1. Algebra Lab - This is a site for the math people. This link will take you to a collection of sample math problems for both you and your students to use. It allows for students to try out problems of various skill levels. If you click on "Absolute Value," you will notice it gives sample problems at both the Algebra I and Algebra II level. Provide a direct link for your students to go and practice. When completed, some of the problem sets will even get some feedback.
Beyond the sample problems, you will also notice that there are connections to lessons for the topics, as well as a breakdown of careers that use math and word problems that could be transformed into open ended questions.
Areas of use: Math, science
2. Trebuchet Challenge - This is an interactive web applet that allows for some trial and error in an exploration of how a trebuchet works. Students can apply what they know about projectile motion, potential energy, kinetic energy, and gravity to adjust the distance, power, and accuracy of a trebuchet. Points are tallied on the activity. Have students take and submit a screenshot of their best scores as a competition.
Areas of use: Science, math, world history
3. Penn Manor Blog Site - Have you thought about using blogging in your classroom? Take a look at how Penn Manor High School in Millersville, PA is using blogging with their students to get them to increase their critical thinking and writing skills. There are many blogging platforms out there for use. Penn Manor hosts their own using WordPress. This blog is hosted through Google's blogging service Blogger. If you are thinking of using blogging, set up a meeting with me and we can discuss options.
Areas of use: Writing across the curriculum

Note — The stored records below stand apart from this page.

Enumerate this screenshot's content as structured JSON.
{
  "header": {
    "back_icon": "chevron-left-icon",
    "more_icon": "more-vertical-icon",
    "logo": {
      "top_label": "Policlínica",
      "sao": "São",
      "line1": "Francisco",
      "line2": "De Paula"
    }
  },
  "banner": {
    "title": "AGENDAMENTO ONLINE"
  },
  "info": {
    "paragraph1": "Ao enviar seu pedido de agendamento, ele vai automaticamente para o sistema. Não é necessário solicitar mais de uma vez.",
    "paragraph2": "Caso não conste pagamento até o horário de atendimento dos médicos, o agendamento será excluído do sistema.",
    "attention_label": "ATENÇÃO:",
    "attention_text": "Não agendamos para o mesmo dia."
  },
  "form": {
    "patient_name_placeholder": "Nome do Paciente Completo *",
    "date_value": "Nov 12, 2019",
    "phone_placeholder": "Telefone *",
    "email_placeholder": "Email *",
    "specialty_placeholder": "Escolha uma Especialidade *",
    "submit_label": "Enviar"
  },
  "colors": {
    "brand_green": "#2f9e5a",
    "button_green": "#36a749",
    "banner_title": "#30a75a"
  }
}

4. White House Speeches on iTunes - While it is true that the White House has its own YouTube channel, it is difficult for schools to easily get to the channel, depending on filtering protocols from district to district. In our school, YouTube is blocked. There are still other ways to obtain the videos from YouTube, but I don't see any way that's as easy as going to iTunes and either showing a given speech, subscribing to the feed, or just downloading particular speeches. The 2010 State of the Union address is up. So is President Obama's Inaugural Speech. What better way to get your students more connected to politics?
Areas of use: Social Studies, speech
5. Noteflight - Here's a great one for the music theory classes, or even for anyone who would like to try their hand at writing some music. It takes a little bit of working with to get down how the interface works, but once you get it down, you can be writing your own sheet music (and hearing it!) in minutes!
Areas of use: Music